Excerpts from an interface dataset
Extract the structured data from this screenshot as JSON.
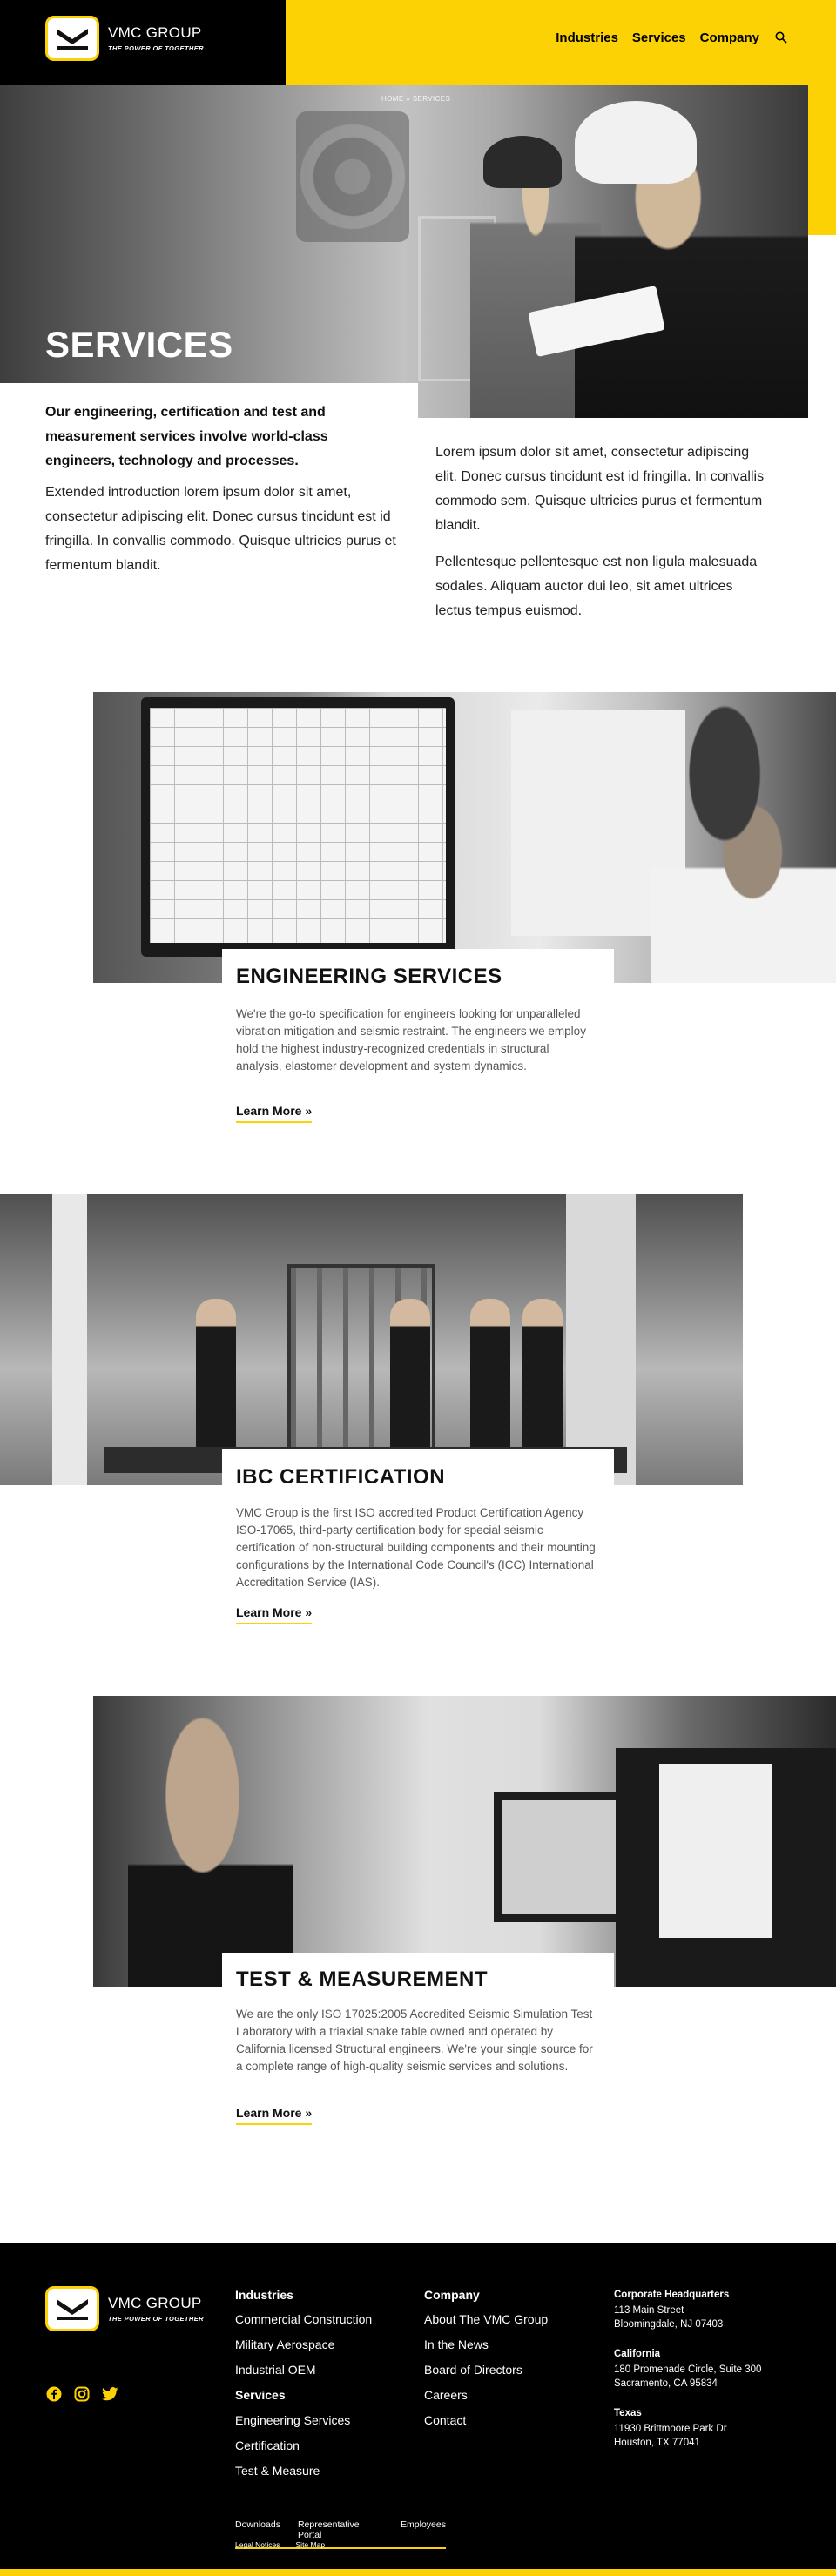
{
  "header": {
    "logo_name": "VMC GROUP",
    "logo_tagline": "THE POWER OF TOGETHER",
    "nav": [
      "Industries",
      "Services",
      "Company"
    ]
  },
  "hero": {
    "breadcrumb": [
      "HOME",
      "»",
      "SERVICES"
    ],
    "title": "SERVICES"
  },
  "intro": {
    "lead": "Our engineering, certification and test and measurement services involve world-class engineers, technology and processes.",
    "body": "Extended introduction lorem ipsum dolor sit amet, consectetur adipiscing elit. Donec cursus tincidunt est id fringilla. In convallis commodo. Quisque ultricies purus et fermentum blandit.",
    "right_p1": "Lorem ipsum dolor sit amet, consectetur adipiscing elit. Donec cursus tincidunt est id fringilla. In convallis commodo sem. Quisque ultricies purus et fermentum blandit.",
    "right_p2": "Pellentesque pellentesque est non ligula malesuada sodales. Aliquam auctor dui leo, sit amet ultrices lectus tempus euismod."
  },
  "services": [
    {
      "title": "ENGINEERING SERVICES",
      "description": "We're the go-to specification for engineers looking for unparalleled vibration mitigation and seismic restraint. The engineers we employ hold the highest industry-recognized credentials in structural analysis, elastomer development and system dynamics.",
      "link": "Learn More »"
    },
    {
      "title": "IBC CERTIFICATION",
      "description": "VMC Group is the first ISO accredited Product Certification Agency ISO-17065, third-party certification body for special seismic certification of non-structural building components and their mounting configurations by the International Code Council's (ICC) International Accreditation Service (IAS).",
      "link": "Learn More »"
    },
    {
      "title": "TEST & MEASUREMENT",
      "description": "We are the only ISO 17025:2005 Accredited Seismic Simulation Test Laboratory with a triaxial shake table owned and operated by California licensed Structural engineers. We're your single source for a complete range of high-quality seismic services and solutions.",
      "link": "Learn More »"
    }
  ],
  "footer": {
    "industries_head": "Industries",
    "industries": [
      "Commercial Construction",
      "Military Aerospace",
      "Industrial OEM"
    ],
    "services_head": "Services",
    "services": [
      "Engineering Services",
      "Certification",
      "Test & Measure"
    ],
    "company_head": "Company",
    "company": [
      "About The VMC Group",
      "In the News",
      "Board of Directors",
      "Careers",
      "Contact"
    ],
    "locations": [
      {
        "title": "Corporate Headquarters",
        "line1": "113 Main Street",
        "line2": "Bloomingdale, NJ 07403"
      },
      {
        "title": "California",
        "line1": "180 Promenade Circle, Suite 300",
        "line2": "Sacramento, CA 95834"
      },
      {
        "title": "Texas",
        "line1": "11930 Brittmoore Park Dr",
        "line2": "Houston, TX 77041"
      }
    ],
    "bottom_links": [
      "Downloads",
      "Representative Portal",
      "Employees"
    ],
    "legal_links": [
      "Legal Notices",
      "Site Map"
    ]
  },
  "colors": {
    "accent": "#fdd205",
    "dark": "#000000"
  }
}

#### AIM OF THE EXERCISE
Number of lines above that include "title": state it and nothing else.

#### EXERCISE SOLUTION
7